To be competitive, a company must be able to move talent to where its business is. Otherwise, absent a mobile work corps, today’s global companies would be unable to deliver goods or services on time. The best teams from the biggest companies tend not to all be in one office, let alone one country.
Yet in the US, arguably the world’s most developed mega-economy, the federal government is aggressively restricting one of the most basic of visas—those that allow companies with multiple sites across the world to transfer their key personnel to an affiliated office in the US. This visa category, known as the L-1, dates back to 1970. It was designed to help US-based employers take advantage of seasoned personnel from other global locations, so as to capitalize on proven talent with a background in the company’s service model. This type of intra-company movement occurs across the globe—it’s part and parcel of operating in a global economy.

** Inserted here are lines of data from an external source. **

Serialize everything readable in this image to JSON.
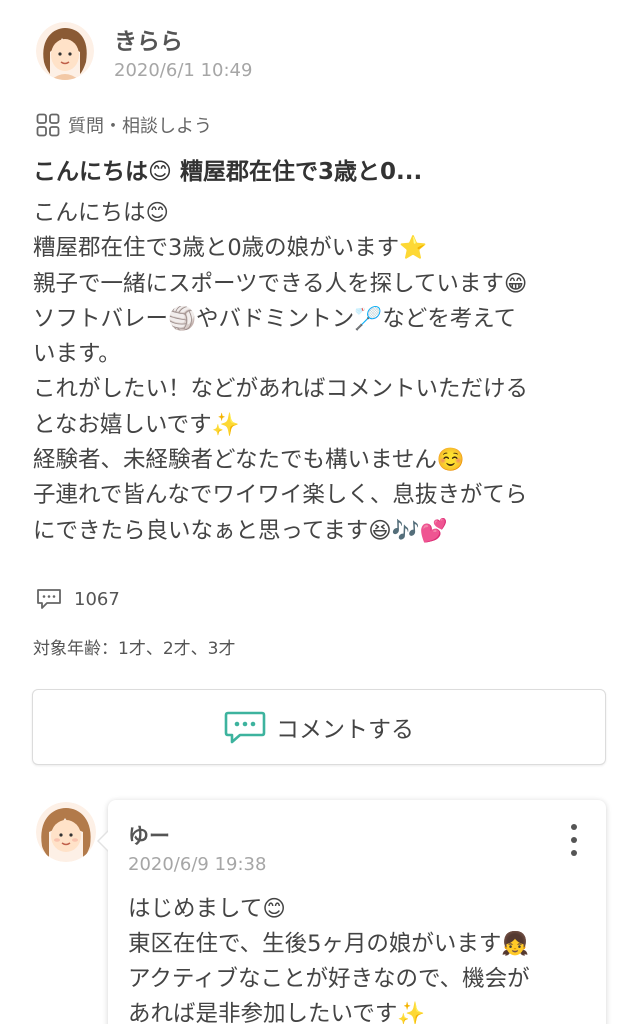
{
  "post": {
    "author": "きらら",
    "date": "2020/6/1 10:49",
    "category": "質問・相談しよう",
    "title": "こんにちは😊 糟屋郡在住で3歳と0...",
    "body_lines": [
      "こんにちは😊",
      "糟屋郡在住で3歳と0歳の娘がいます⭐",
      "親子で一緒にスポーツできる人を探しています😁",
      "ソフトバレー🏐やバドミントン🏸などを考えて",
      "います。",
      "これがしたい！などがあればコメントいただける",
      "となお嬉しいです✨",
      "経験者、未経験者どなたでも構いません☺️",
      "子連れで皆んなでワイワイ楽しく、息抜きがてら",
      "にできたら良いなぁと思ってます😆🎶💕"
    ],
    "comment_count": "1067",
    "target_age": "対象年齢：1才、2才、3才"
  },
  "comment_button": {
    "label": "コメントする"
  },
  "reply": {
    "author": "ゆー",
    "date": "2020/6/9 19:38",
    "body_lines": [
      "はじめまして😊",
      "東区在住で、生後5ヶ月の娘がいます👧",
      "アクティブなことが好きなので、機会が",
      "あれば是非参加したいです✨"
    ]
  },
  "icons": {
    "category": "grid-icon",
    "comment_count": "speech-bubble-icon",
    "comment_button": "chat-bubble-icon",
    "reply_menu": "more-vertical-icon"
  },
  "colors": {
    "accent": "#3db39e",
    "muted_text": "#a6a6a6",
    "text": "#444444"
  }
}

Congress and the agency formerly known as the INS were fairly specific in the requirements for usage of the L-1. Only employees who have worked for one year out of the past three years for an affiliate of the US employer can qualify, and they must either have operated within the company’s leadership—either as executives (with discretionary authority over the business) or managers (overseeing staff or an essential function) or, alternatively, in a capacity where they have acquired special or advanced knowledge of the company’s service model. So for example, if you worked for an infrastructure company, you might be the only one who “gets” the company’s engineering methodology or quality control systems.
Yet in recent months, the agency administering L-1 reviews, the US Citizenship & Immigration Services (CIS) bureau in the Department of Homeland Security, has launched an unprecedented volume of denials premised on a stated assumption that the L visa should be limited only to a narrow group of persons, who stand out even in the sponsoring company as having “uncommon” knowledge. The standard is tied to a decision from 2010, one that is expressly not binding, concluding that an IBM affiliate in the US attempting to import a volume of SAP specialists from operations in India had not proven sufficiently “special” or “advanced.”
The application of a non-binding decision’s rationale to challenge intracompany mobility across industries in 2014 is wreaking havoc for US companies. At the recent American Immigration Lawyers Association Annual Conference in Boston, some experts cited a more than 60% challenge rate by CIS service centers. While few businesses would fault the government for careful scrutiny of its rules, a challenge rate at that level indicates a different problem. That is, the government is making a change to long-established policy without any advance notice to the business world, and doing so without input from that critical community.
Companies in industries as diverse as financial services, pharma, energy, and hospitality are befuddled. A recurring question is tied to the inconsistency of decisions for identical candidate profiles, including of those with substantially more experience than the expressly-required “one” of the past three years. Experts who provide attestations to assist petitioners in making their case are similarly confused.
In contrast, a number of countries are actively supporting intracompany mobility. With the right precautions in place (e.g., proof of experience, training, knowledge of the language and specialty), they are reaffirming this longstanding category for preferred entry. The UK’s points-based system includes a category that favors certain business classifications for entry. Italy, France and Spain, among others, are similarly focused on inviting seasoned staff of established companies, recognizing how important this influx of mobile talent is to reinvigorate their local economies.
The options for the US are clear. Either the Obama administration elevates the discussion, incorporating a dialogue with the business community, or more jobs will move offshore. In the face of repeated studies that job growth continues to recede in the mature economies, the US is putting up more barriers while most of the developed world is courting those same jobs.